● Problem description: Examine each line in the records below for the word "icon". Report how many lines contain it, and nothing else.

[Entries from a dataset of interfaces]
╭──

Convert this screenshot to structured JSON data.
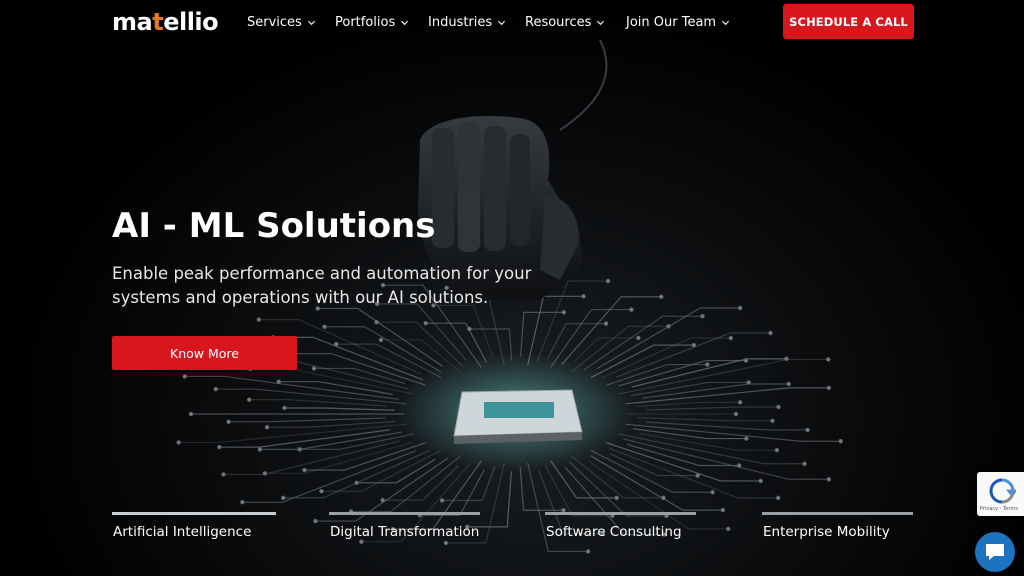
{
  "header": {
    "logo": {
      "part1": "ma",
      "part2": "t",
      "part3": "ellio"
    },
    "nav": [
      {
        "label": "Services"
      },
      {
        "label": "Portfolios"
      },
      {
        "label": "Industries"
      },
      {
        "label": "Resources"
      },
      {
        "label": "Join Our Team"
      }
    ],
    "cta_label": "SCHEDULE A CALL"
  },
  "hero": {
    "title": "AI - ML Solutions",
    "subtitle": "Enable peak performance and automation for your systems and operations with our AI solutions.",
    "button_label": "Know More"
  },
  "tabs": [
    {
      "label": "Artificial Intelligence",
      "progress": 1.0,
      "active": true
    },
    {
      "label": "Digital Transformation",
      "progress": 1.0,
      "active": false
    },
    {
      "label": "Software Consulting",
      "progress": 1.0,
      "active": false
    },
    {
      "label": "Enterprise Mobility",
      "progress": 1.0,
      "active": false
    }
  ],
  "recaptcha": {
    "terms": "Privacy - Terms",
    "icon": "recaptcha-icon"
  },
  "chat": {
    "icon": "chat-bubble-icon"
  },
  "colors": {
    "brand_red": "#d8161d",
    "logo_accent": "#e87a1c",
    "background": "#000000",
    "chat_blue": "#1e73be"
  }
}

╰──

● Completed exercise: 2